In the olden days people knew their stories through the oral tradition, through a dance, or a song from a bard. These stories, and our understanding of our place in the world, was not owned or privatized. It was commonly shared and understood. That’s why the Runes were primarily an oral tradition with corresponding written marks. The passing of stories and wisdom through trusted personal networks kept them sacred.

The rune marks are said to be derived from the natural patterns in nature. You can see them in the veins of a trees leaves, in the cracks in dirt. Though they were carved onto stones, traditionally it was unacceptable to kill a tree to make paper to write words on. It is believed that the words and the characters (letters) are alive and they live in the vibrations of our human voices. An understanding of these concepts allowed a person to “read” messages into nature, and the 24 original characters are said to represent our 24 vertebrae. In this sense it is also believed that the runes represent our own internal genetic wisdom, giving us a way to see deeper into our own selves.

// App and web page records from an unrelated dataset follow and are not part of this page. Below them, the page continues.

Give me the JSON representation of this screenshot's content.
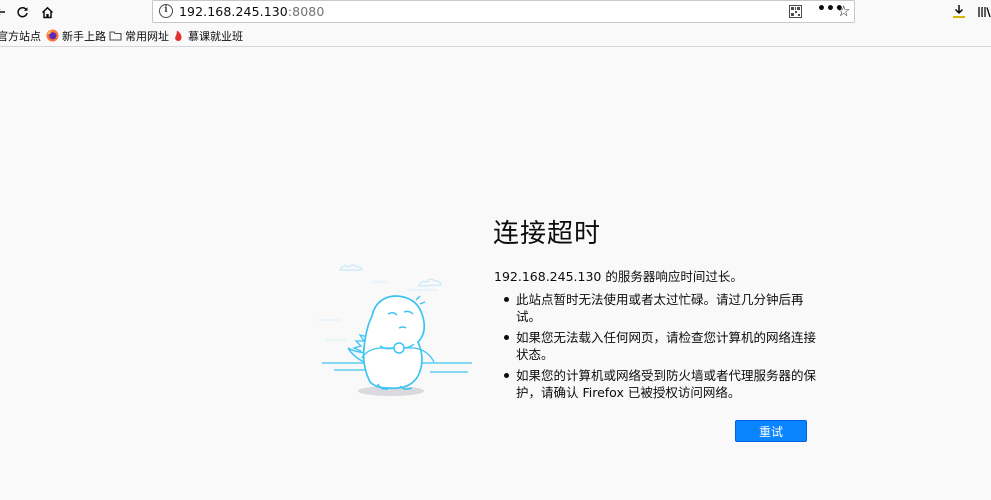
{
  "toolbar": {
    "url_host": "192.168.245.130",
    "url_port": ":8080"
  },
  "bookmarks": [
    {
      "label": "官方站点"
    },
    {
      "label": "新手上路"
    },
    {
      "label": "常用网址"
    },
    {
      "label": "慕课就业班"
    }
  ],
  "error": {
    "title": "连接超时",
    "description": "192.168.245.130 的服务器响应时间过长。",
    "bullets": [
      "此站点暂时无法使用或者太过忙碌。请过几分钟后再试。",
      "如果您无法载入任何网页，请检查您计算机的网络连接状态。",
      "如果您的计算机或网络受到防火墙或者代理服务器的保护，请确认 Firefox 已被授权访问网络。"
    ],
    "retry_label": "重试"
  },
  "colors": {
    "accent": "#0a84ff",
    "illustration": "#3fc4f1"
  },
  "icons": [
    "back-icon",
    "reload-icon",
    "home-icon",
    "info-icon",
    "qr-code-icon",
    "page-actions-icon",
    "bookmark-star-icon",
    "downloads-icon",
    "library-icon",
    "firefox-icon",
    "folder-icon",
    "flame-icon",
    "dino-illustration"
  ]
}
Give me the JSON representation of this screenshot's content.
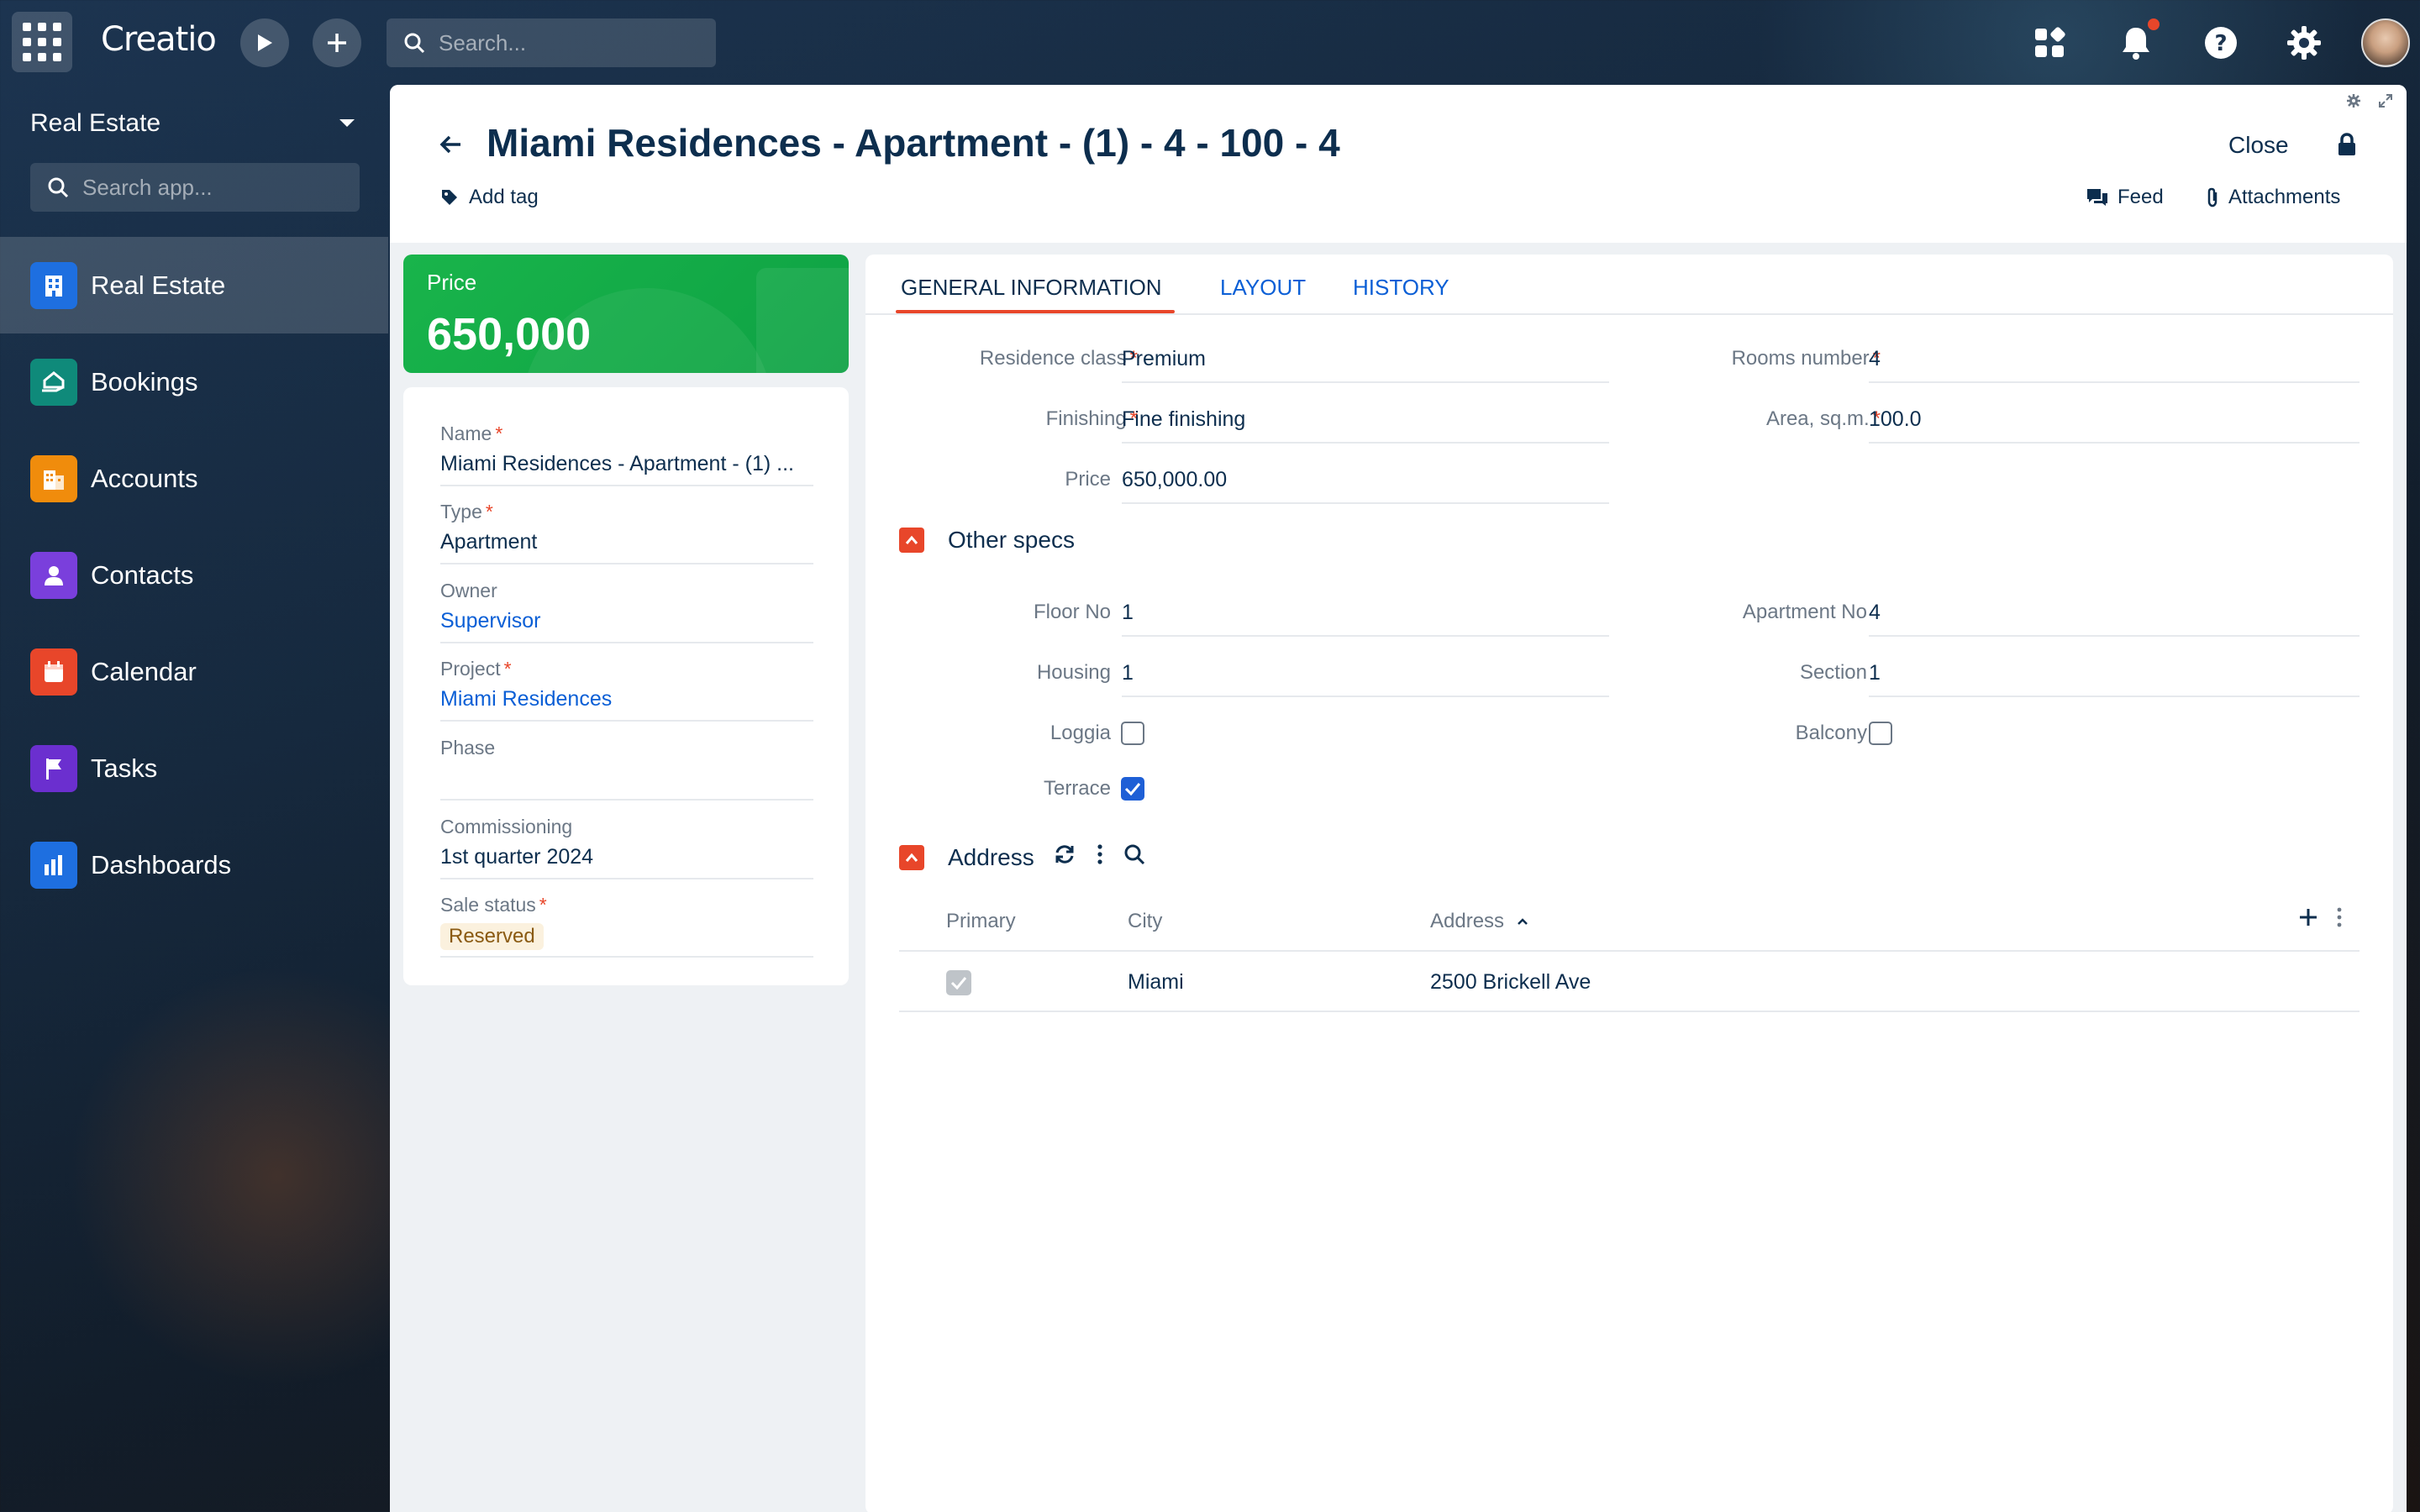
{
  "topbar": {
    "logo": "Creatio",
    "search_placeholder": "Search..."
  },
  "sidebar": {
    "workspace": "Real Estate",
    "search_placeholder": "Search app...",
    "items": [
      {
        "label": "Real Estate",
        "icon": "building-icon",
        "color": "#1e6fe0",
        "active": true
      },
      {
        "label": "Bookings",
        "icon": "home-hand-icon",
        "color": "#0f8a7a"
      },
      {
        "label": "Accounts",
        "icon": "office-icon",
        "color": "#f08c0c"
      },
      {
        "label": "Contacts",
        "icon": "person-icon",
        "color": "#7a3fdc"
      },
      {
        "label": "Calendar",
        "icon": "calendar-icon",
        "color": "#e8462a"
      },
      {
        "label": "Tasks",
        "icon": "flag-icon",
        "color": "#6b2fcf"
      },
      {
        "label": "Dashboards",
        "icon": "bar-chart-icon",
        "color": "#1e6fe0"
      }
    ]
  },
  "header": {
    "title": "Miami Residences - Apartment - (1) - 4 - 100 - 4",
    "add_tag": "Add tag",
    "close": "Close",
    "feed": "Feed",
    "attachments": "Attachments"
  },
  "price_card": {
    "label": "Price",
    "value": "650,000",
    "color": "#14ab48"
  },
  "info": {
    "name_label": "Name",
    "name_value": "Miami Residences - Apartment - (1) ...",
    "type_label": "Type",
    "type_value": "Apartment",
    "owner_label": "Owner",
    "owner_value": "Supervisor",
    "project_label": "Project",
    "project_value": "Miami Residences",
    "phase_label": "Phase",
    "phase_value": "",
    "commissioning_label": "Commissioning",
    "commissioning_value": "1st quarter 2024",
    "sale_status_label": "Sale status",
    "sale_status_value": "Reserved"
  },
  "tabs": [
    "GENERAL INFORMATION",
    "LAYOUT",
    "HISTORY"
  ],
  "general": {
    "residence_class_label": "Residence class",
    "residence_class_value": "Premium",
    "finishing_label": "Finishing",
    "finishing_value": "Fine finishing",
    "price_label": "Price",
    "price_value": "650,000.00",
    "rooms_label": "Rooms number",
    "rooms_value": "4",
    "area_label": "Area, sq.m.",
    "area_value": "100.0"
  },
  "other_specs": {
    "title": "Other specs",
    "floor_label": "Floor No",
    "floor_value": "1",
    "housing_label": "Housing",
    "housing_value": "1",
    "loggia_label": "Loggia",
    "loggia_checked": false,
    "terrace_label": "Terrace",
    "terrace_checked": true,
    "apartment_label": "Apartment No",
    "apartment_value": "4",
    "section_label": "Section",
    "section_value": "1",
    "balcony_label": "Balcony",
    "balcony_checked": false
  },
  "address": {
    "title": "Address",
    "columns": [
      "Primary",
      "City",
      "Address"
    ],
    "rows": [
      {
        "primary": true,
        "city": "Miami",
        "address": "2500 Brickell Ave"
      }
    ]
  }
}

Not everyone is lucky enough to have an auntie or uncle to teach them rune songs but if you are interested in deepening your understanding of the mystical, indigenous heritage of the English Language, I highly recommend The Leaves of Yggdrasil by Freya Aswynn. Unlike most New Age interpretations of the runes which are relatively shallow, Freya is initiated in the oral tradition and was ordained to share some of these teachings in writing. It is a beautiful way to gain a deep cultural perspective on the indigenous world-view of Europeans that preceded religious, imperial conquest, and colonialism.

“If you have come here to help me, you are wasting your time. But if you have come because your liberation is bound up with mine, then let us work together.” -Lilla Watson

The current interest in indigenous wisdom by non-natives is a high form of flattery though it is sometimes insensitive and comes across in unflattering ways. There is a yearning to connect with a forgotten past that is universal to all humans. When each of us connects with our own ancestral lineage we will see that we all share an inherent wisdom and memory of what it is to belong in the larger community of life that surrounds us.  It is time to rewrite the stories that separate us and understand that we don’t live in a hierarchy of species, we live within a sacred circle.